Dataset rows for apps and sites:
──────

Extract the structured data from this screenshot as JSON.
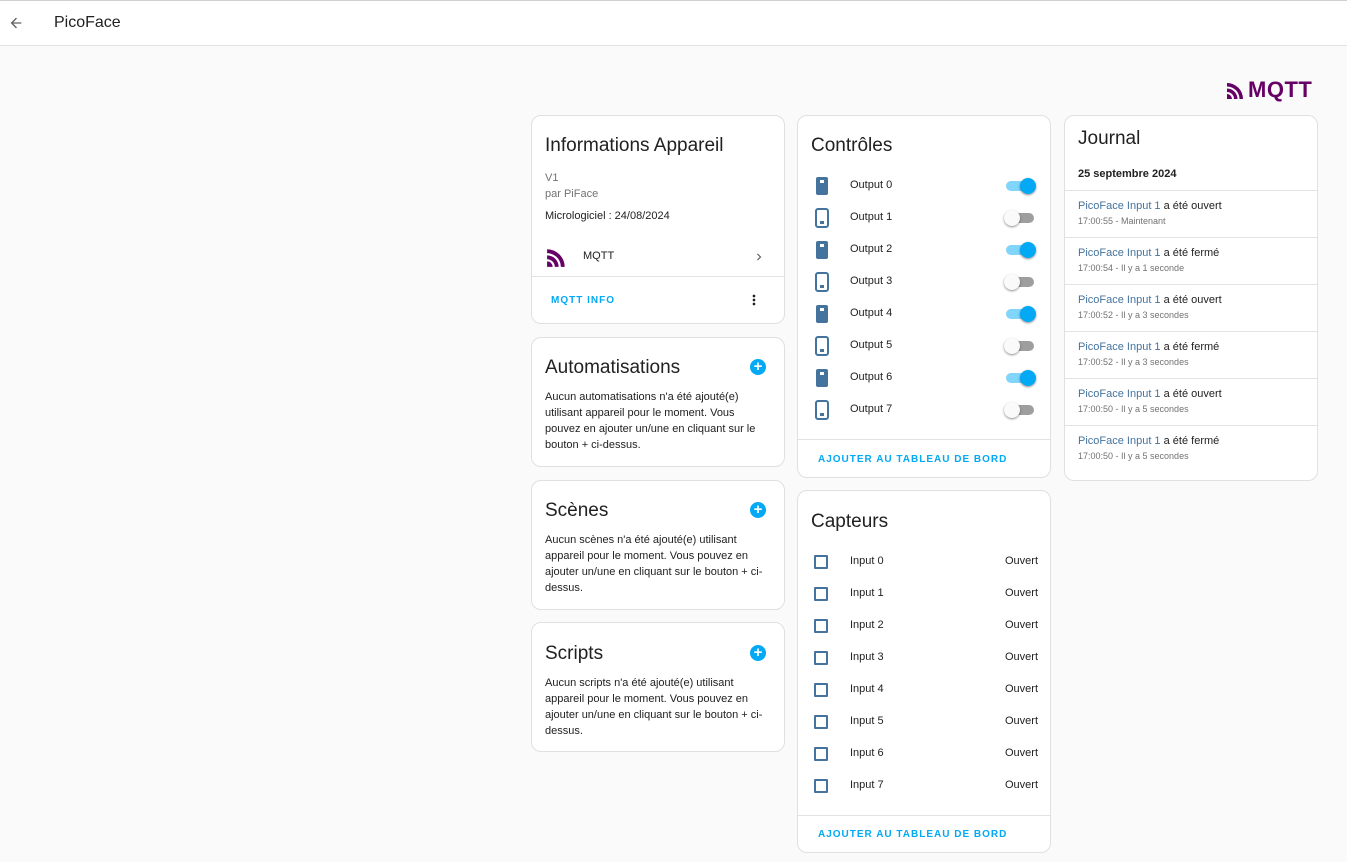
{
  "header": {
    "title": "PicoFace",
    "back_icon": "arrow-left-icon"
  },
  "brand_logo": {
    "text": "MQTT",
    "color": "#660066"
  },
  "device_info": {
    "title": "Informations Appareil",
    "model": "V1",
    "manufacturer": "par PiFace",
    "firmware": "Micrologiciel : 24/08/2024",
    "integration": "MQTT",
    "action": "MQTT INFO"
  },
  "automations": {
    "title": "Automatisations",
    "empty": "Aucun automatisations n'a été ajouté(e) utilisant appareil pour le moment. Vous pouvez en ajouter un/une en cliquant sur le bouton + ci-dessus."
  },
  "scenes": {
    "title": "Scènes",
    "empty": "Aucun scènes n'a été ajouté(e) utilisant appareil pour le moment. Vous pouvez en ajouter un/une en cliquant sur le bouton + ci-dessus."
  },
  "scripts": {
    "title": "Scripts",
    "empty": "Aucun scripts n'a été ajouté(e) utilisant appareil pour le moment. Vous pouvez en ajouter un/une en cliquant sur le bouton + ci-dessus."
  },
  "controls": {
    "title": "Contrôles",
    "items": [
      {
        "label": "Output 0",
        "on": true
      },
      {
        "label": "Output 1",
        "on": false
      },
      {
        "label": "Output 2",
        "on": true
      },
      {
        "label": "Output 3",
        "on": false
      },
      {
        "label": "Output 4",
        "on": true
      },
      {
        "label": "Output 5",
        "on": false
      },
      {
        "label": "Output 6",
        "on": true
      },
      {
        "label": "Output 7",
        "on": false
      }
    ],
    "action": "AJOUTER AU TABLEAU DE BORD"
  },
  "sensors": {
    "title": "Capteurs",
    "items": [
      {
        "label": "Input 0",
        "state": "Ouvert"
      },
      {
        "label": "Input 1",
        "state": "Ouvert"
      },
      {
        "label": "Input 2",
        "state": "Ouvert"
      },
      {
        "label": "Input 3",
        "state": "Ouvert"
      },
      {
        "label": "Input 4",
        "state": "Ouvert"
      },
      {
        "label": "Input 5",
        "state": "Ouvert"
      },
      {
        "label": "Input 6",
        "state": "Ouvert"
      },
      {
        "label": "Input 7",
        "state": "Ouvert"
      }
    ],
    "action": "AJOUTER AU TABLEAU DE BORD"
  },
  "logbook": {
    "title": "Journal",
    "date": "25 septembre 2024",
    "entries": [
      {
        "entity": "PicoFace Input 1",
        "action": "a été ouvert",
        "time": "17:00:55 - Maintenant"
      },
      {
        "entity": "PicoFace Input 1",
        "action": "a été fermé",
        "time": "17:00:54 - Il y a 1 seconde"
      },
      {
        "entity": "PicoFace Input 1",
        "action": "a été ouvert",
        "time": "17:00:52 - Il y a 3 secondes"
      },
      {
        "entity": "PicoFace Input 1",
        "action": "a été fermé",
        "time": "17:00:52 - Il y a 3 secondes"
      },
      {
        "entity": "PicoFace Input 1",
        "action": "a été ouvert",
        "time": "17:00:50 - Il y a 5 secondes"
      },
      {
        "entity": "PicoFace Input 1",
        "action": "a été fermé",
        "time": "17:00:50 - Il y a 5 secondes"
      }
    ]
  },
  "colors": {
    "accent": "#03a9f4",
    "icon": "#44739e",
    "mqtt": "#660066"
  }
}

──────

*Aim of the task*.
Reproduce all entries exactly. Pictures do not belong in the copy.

*The completed task*.
Extract the structured data from this screenshot as JSON.
{
  "header": {
    "title": "PicoFace",
    "back_icon": "arrow-left-icon"
  },
  "brand_logo": {
    "text": "MQTT",
    "color": "#660066"
  },
  "device_info": {
    "title": "Informations Appareil",
    "model": "V1",
    "manufacturer": "par PiFace",
    "firmware": "Micrologiciel : 24/08/2024",
    "integration": "MQTT",
    "action": "MQTT INFO"
  },
  "automations": {
    "title": "Automatisations",
    "empty": "Aucun automatisations n'a été ajouté(e) utilisant appareil pour le moment. Vous pouvez en ajouter un/une en cliquant sur le bouton + ci-dessus."
  },
  "scenes": {
    "title": "Scènes",
    "empty": "Aucun scènes n'a été ajouté(e) utilisant appareil pour le moment. Vous pouvez en ajouter un/une en cliquant sur le bouton + ci-dessus."
  },
  "scripts": {
    "title": "Scripts",
    "empty": "Aucun scripts n'a été ajouté(e) utilisant appareil pour le moment. Vous pouvez en ajouter un/une en cliquant sur le bouton + ci-dessus."
  },
  "controls": {
    "title": "Contrôles",
    "items": [
      {
        "label": "Output 0",
        "on": true
      },
      {
        "label": "Output 1",
        "on": false
      },
      {
        "label": "Output 2",
        "on": true
      },
      {
        "label": "Output 3",
        "on": false
      },
      {
        "label": "Output 4",
        "on": true
      },
      {
        "label": "Output 5",
        "on": false
      },
      {
        "label": "Output 6",
        "on": true
      },
      {
        "label": "Output 7",
        "on": false
      }
    ],
    "action": "AJOUTER AU TABLEAU DE BORD"
  },
  "sensors": {
    "title": "Capteurs",
    "items": [
      {
        "label": "Input 0",
        "state": "Ouvert"
      },
      {
        "label": "Input 1",
        "state": "Ouvert"
      },
      {
        "label": "Input 2",
        "state": "Ouvert"
      },
      {
        "label": "Input 3",
        "state": "Ouvert"
      },
      {
        "label": "Input 4",
        "state": "Ouvert"
      },
      {
        "label": "Input 5",
        "state": "Ouvert"
      },
      {
        "label": "Input 6",
        "state": "Ouvert"
      },
      {
        "label": "Input 7",
        "state": "Ouvert"
      }
    ],
    "action": "AJOUTER AU TABLEAU DE BORD"
  },
  "logbook": {
    "title": "Journal",
    "date": "25 septembre 2024",
    "entries": [
      {
        "entity": "PicoFace Input 1",
        "action": "a été ouvert",
        "time": "17:00:55 - Maintenant"
      },
      {
        "entity": "PicoFace Input 1",
        "action": "a été fermé",
        "time": "17:00:54 - Il y a 1 seconde"
      },
      {
        "entity": "PicoFace Input 1",
        "action": "a été ouvert",
        "time": "17:00:52 - Il y a 3 secondes"
      },
      {
        "entity": "PicoFace Input 1",
        "action": "a été fermé",
        "time": "17:00:52 - Il y a 3 secondes"
      },
      {
        "entity": "PicoFace Input 1",
        "action": "a été ouvert",
        "time": "17:00:50 - Il y a 5 secondes"
      },
      {
        "entity": "PicoFace Input 1",
        "action": "a été fermé",
        "time": "17:00:50 - Il y a 5 secondes"
      }
    ]
  },
  "colors": {
    "accent": "#03a9f4",
    "icon": "#44739e",
    "mqtt": "#660066"
  }
}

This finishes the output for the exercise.